> About this task:
Would you print the whole listing again, word for word?

(Input data)

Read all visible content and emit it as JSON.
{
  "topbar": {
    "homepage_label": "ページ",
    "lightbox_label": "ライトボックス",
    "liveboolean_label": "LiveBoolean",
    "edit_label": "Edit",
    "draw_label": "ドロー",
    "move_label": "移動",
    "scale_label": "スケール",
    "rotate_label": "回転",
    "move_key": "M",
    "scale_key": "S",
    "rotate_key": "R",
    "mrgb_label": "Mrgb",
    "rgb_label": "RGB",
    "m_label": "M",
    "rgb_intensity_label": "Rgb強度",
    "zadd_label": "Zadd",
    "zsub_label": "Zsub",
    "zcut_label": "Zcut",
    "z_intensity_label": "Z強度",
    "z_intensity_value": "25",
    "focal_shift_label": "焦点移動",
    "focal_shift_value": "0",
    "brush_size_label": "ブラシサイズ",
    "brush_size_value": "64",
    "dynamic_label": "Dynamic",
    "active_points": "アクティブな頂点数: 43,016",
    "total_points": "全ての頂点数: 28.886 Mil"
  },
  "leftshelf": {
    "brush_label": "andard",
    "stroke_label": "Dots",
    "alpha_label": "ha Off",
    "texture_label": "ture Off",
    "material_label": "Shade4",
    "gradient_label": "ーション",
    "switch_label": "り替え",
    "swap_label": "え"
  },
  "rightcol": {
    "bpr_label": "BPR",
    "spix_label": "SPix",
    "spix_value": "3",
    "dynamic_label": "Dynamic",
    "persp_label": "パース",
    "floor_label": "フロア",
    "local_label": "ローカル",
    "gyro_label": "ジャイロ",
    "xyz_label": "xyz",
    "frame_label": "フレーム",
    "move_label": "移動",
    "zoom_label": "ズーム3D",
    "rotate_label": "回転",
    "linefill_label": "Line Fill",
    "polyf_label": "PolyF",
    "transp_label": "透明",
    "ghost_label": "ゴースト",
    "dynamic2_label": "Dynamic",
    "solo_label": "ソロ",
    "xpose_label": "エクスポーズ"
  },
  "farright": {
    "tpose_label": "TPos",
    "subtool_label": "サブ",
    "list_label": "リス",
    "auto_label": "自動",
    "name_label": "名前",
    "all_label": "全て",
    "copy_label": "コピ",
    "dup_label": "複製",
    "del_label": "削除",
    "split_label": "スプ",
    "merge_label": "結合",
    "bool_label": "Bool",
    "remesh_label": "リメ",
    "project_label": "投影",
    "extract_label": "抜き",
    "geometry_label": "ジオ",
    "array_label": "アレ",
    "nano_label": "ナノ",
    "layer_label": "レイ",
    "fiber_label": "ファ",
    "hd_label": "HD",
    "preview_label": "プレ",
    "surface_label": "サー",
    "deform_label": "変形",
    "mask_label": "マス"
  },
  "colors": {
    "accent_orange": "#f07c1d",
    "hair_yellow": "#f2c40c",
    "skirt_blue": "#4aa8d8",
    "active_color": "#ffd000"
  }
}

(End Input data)

> Answer to this problem:
Read all visible content and emit it as JSON.
{
  "topbar": {
    "homepage_label": "ページ",
    "lightbox_label": "ライトボックス",
    "liveboolean_label": "LiveBoolean",
    "edit_label": "Edit",
    "draw_label": "ドロー",
    "move_label": "移動",
    "scale_label": "スケール",
    "rotate_label": "回転",
    "move_key": "M",
    "scale_key": "S",
    "rotate_key": "R",
    "mrgb_label": "Mrgb",
    "rgb_label": "RGB",
    "m_label": "M",
    "rgb_intensity_label": "Rgb強度",
    "zadd_label": "Zadd",
    "zsub_label": "Zsub",
    "zcut_label": "Zcut",
    "z_intensity_label": "Z強度",
    "z_intensity_value": "25",
    "focal_shift_label": "焦点移動",
    "focal_shift_value": "0",
    "brush_size_label": "ブラシサイズ",
    "brush_size_value": "64",
    "dynamic_label": "Dynamic",
    "active_points": "アクティブな頂点数: 43,016",
    "total_points": "全ての頂点数: 28.886 Mil"
  },
  "leftshelf": {
    "brush_label": "andard",
    "stroke_label": "Dots",
    "alpha_label": "ha Off",
    "texture_label": "ture Off",
    "material_label": "Shade4",
    "gradient_label": "ーション",
    "switch_label": "り替え",
    "swap_label": "え"
  },
  "rightcol": {
    "bpr_label": "BPR",
    "spix_label": "SPix",
    "spix_value": "3",
    "dynamic_label": "Dynamic",
    "persp_label": "パース",
    "floor_label": "フロア",
    "local_label": "ローカル",
    "gyro_label": "ジャイロ",
    "xyz_label": "xyz",
    "frame_label": "フレーム",
    "move_label": "移動",
    "zoom_label": "ズーム3D",
    "rotate_label": "回転",
    "linefill_label": "Line Fill",
    "polyf_label": "PolyF",
    "transp_label": "透明",
    "ghost_label": "ゴースト",
    "dynamic2_label": "Dynamic",
    "solo_label": "ソロ",
    "xpose_label": "エクスポーズ"
  },
  "farright": {
    "tpose_label": "TPos",
    "subtool_label": "サブ",
    "list_label": "リス",
    "auto_label": "自動",
    "name_label": "名前",
    "all_label": "全て",
    "copy_label": "コピ",
    "dup_label": "複製",
    "del_label": "削除",
    "split_label": "スプ",
    "merge_label": "結合",
    "bool_label": "Bool",
    "remesh_label": "リメ",
    "project_label": "投影",
    "extract_label": "抜き",
    "geometry_label": "ジオ",
    "array_label": "アレ",
    "nano_label": "ナノ",
    "layer_label": "レイ",
    "fiber_label": "ファ",
    "hd_label": "HD",
    "preview_label": "プレ",
    "surface_label": "サー",
    "deform_label": "変形",
    "mask_label": "マス"
  },
  "colors": {
    "accent_orange": "#f07c1d",
    "hair_yellow": "#f2c40c",
    "skirt_blue": "#4aa8d8",
    "active_color": "#ffd000"
  }
}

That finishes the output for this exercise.